Why the Next Education President Will Be Like Bush
My unassailable election prediction: The guy who wins Tuesday will be an education president. There is no way to avoid it. They all grab that title, whether they deserve it or not.
My similarly brilliant but more provocative prediction: If you like the education policies (JUST the education policies) of the current president, you will like the education policies of his successor, no matter which man is chosen. If you don't, you won't.
How can that be? Sens. John McCain (R-Ariz.) and Barack Obama (D-Ill.) seem to be very different people, with contrasting views of President Bush. But if you examine carefully what they say they want to do about schools, it is just more of the same.
To me, that's good. I am among the majority of Americans who support the thrust of the No Child Left Behind law. I might have problems with parts of it, but it is a useful bipartisan law and mostly makes sense. The leaders of both parties, and most Americans, want schools to be accountable to parents and voters. That cannot happen without the No Child Left Behind mandate to test students regularly, make results public and motivate lagging schools to get better.
Opinion polls indicate at least half of teachers don't like the law, but its political strength is obvious. Its political strength is obvious. I know of no major politician who has won an election campaigning against No Child Left Behind. Anyone who tries is going to hear this from every opponent: "Oh, so you DON'T want our schools to be accountable? We have to show progress at our jobs. Why shouldn't our kids' teachers do the same?"
The two candidates do differ on vouchers. McCain supports these tax-funded scholarships for students who want to attend private school. Obama does not. But that issue is going nowhere. Voters may someday embrace the idea, but so far it usually loses on state ballots. Both candidates know that.

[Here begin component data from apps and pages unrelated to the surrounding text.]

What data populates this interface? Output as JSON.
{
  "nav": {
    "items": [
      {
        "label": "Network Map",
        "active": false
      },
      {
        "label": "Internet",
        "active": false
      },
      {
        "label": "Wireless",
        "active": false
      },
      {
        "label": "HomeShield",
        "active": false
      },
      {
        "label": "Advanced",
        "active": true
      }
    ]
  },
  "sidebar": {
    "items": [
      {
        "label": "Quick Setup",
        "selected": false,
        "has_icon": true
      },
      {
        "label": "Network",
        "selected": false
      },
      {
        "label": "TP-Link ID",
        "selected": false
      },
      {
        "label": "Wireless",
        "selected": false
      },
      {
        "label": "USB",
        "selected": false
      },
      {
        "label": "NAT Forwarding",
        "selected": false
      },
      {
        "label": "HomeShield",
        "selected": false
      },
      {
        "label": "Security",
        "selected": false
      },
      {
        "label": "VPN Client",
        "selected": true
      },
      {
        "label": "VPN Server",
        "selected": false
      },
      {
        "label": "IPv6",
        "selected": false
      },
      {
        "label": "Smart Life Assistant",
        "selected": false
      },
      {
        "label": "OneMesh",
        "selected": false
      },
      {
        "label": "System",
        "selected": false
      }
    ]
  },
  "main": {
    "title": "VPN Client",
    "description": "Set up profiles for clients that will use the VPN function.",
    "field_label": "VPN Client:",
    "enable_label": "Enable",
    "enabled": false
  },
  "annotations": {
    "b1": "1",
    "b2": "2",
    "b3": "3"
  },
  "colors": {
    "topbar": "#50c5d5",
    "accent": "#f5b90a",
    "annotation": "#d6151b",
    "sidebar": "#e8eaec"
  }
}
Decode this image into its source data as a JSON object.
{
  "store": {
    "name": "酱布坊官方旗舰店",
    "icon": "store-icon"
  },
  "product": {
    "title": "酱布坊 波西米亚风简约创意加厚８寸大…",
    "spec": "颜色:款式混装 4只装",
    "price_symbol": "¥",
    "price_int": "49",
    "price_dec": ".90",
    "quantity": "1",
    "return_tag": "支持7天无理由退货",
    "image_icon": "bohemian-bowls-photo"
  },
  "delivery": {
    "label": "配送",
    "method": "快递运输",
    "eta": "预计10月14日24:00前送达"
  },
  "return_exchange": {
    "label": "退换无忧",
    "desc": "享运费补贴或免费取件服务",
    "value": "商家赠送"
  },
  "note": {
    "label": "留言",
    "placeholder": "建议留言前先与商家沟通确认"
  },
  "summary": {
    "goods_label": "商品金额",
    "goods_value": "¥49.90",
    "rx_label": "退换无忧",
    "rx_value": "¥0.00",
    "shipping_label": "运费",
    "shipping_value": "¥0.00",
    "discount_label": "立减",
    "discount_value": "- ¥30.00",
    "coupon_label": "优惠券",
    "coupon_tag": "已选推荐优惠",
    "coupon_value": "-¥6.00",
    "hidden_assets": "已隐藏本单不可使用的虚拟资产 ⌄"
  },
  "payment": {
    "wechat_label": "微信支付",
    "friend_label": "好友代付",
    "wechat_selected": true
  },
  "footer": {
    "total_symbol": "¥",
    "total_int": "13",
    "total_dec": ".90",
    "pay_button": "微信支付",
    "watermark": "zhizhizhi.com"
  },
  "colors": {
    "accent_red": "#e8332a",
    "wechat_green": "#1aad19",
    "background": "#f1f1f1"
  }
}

That is not to say that the two candidates, and their education advisers, don't have interesting ideas about improving schools. The Education Week Web site edweek.org (bias alert: I am on their board) has the webcast and transcript of a recent debate at Columbia University Teachers College between Obama adviser Linda Darling-Hammond and McCain adviser Lisa Graham Keegan. Darling-Hammond, an influential Stanford professor who has been creating new schools, talked of expanding preschools, developing better tests and studying what has worked for teachers in other developed countries. Keegan, a former Arizona superintendent of public instruction and a national policy expert, emphasized new ways to keep states from diluting standards, to raise teacher recruitment to a new level and to change school cultures.
But their similarities in the debate outweighed their differences. Both favored shifting our state tests to what is called a value-added model. That means instead of reporting how average test scores for this year's fifth grade compared with last year's fifth grade, tests would track how much each individual student improved from one year to the next. This makes sense, because everyone agrees we should focus on the progress of each child. I only wish the two advisers had been asked about a farsighted story by Edweek reporter Stephen Sawchuk revealing that, in some states, legislators supported by teacher unions have barred any use of those individual progress reports in assessing teachers.
The campaigns seem to be adopting each other's ideas. Darling-Hammond was for years the most prominent national critic of the Teach for America program, which places bright college graduates in urban and rural classrooms after just a summer of training. She argued that the TFA corps members were not prepared to teach children already struggling with their lessons. She pointed out that corps members committed to serve only two years and on average did little better than non-TFA teachers in that short period of time. And, of course, the program became popular with Republicans.
But in the 18 years since it was born, Teach for America has recruited some exceptional teaching talents who have become successful school leaders and caught Obama's eye. At the debate, Darling-Hammond was at least partly transformed into a TFA fan. She said her candidate "is in favor of recruiting academically able people. He appreciates the Teach for America recruits that come in and teach where needed."
Keegan similarly leaned in the Democrats' direction by putting more emphasis on the importance of charter schools -- independent public schools run with taxpayer money -- than the vouchers that the GOP loves. Both parties now like charter schools, and Keegan was instrumental in Arizona's becoming one of the most charter-friendly states in the country.
Many people do not like charters. Many people do not like No Child Left Behind. Many people do not like the idea of the federal government setting higher school standards for everybody. Many people do not like Bush's education program. They would prefer that states and localities make all important school decisions, that children be assessed by well-chosen and well-paid teachers rather than test scores and that tax dollars be spent just on regular public schools.
They make good arguments for their side in this debate, but the next education president is not listening to them. In future campaigns, they are going to have to work very hard to find any national leader who will.